» Exercise brief
Lines before the one containing "What data populates" are to be left out; reproduce that line and all the rest of the entries exactly.

——————

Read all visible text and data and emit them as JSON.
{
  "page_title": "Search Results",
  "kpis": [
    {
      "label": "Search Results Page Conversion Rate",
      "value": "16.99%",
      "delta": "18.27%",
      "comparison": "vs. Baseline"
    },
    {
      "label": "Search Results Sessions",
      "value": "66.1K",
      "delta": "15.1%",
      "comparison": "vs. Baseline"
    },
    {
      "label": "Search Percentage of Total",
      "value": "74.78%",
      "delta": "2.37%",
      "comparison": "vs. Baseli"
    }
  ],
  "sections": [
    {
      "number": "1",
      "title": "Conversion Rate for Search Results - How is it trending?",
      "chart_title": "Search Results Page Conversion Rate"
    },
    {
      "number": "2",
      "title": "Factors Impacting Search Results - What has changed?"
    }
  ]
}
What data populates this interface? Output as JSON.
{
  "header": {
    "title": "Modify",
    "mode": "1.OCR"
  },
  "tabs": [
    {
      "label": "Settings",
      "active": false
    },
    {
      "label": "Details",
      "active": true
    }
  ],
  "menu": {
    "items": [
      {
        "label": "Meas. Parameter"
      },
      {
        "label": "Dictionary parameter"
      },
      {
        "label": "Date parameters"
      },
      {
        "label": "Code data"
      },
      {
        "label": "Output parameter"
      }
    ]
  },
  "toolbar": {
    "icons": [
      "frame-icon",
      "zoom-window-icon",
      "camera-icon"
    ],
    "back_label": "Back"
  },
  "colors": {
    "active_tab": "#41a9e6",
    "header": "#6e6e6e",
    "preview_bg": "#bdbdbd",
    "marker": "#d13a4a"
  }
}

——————

» Answer box
What data populates this interface? Output as JSON.
{
  "header": {
    "title": "Modify",
    "mode": "1.OCR"
  },
  "tabs": [
    {
      "label": "Settings",
      "active": false
    },
    {
      "label": "Details",
      "active": true
    }
  ],
  "menu": {
    "items": [
      {
        "label": "Meas. Parameter"
      },
      {
        "label": "Dictionary parameter"
      },
      {
        "label": "Date parameters"
      },
      {
        "label": "Code data"
      },
      {
        "label": "Output parameter"
      }
    ]
  },
  "toolbar": {
    "icons": [
      "frame-icon",
      "zoom-window-icon",
      "camera-icon"
    ],
    "back_label": "Back"
  },
  "colors": {
    "active_tab": "#41a9e6",
    "header": "#6e6e6e",
    "preview_bg": "#bdbdbd",
    "marker": "#d13a4a"
  }
}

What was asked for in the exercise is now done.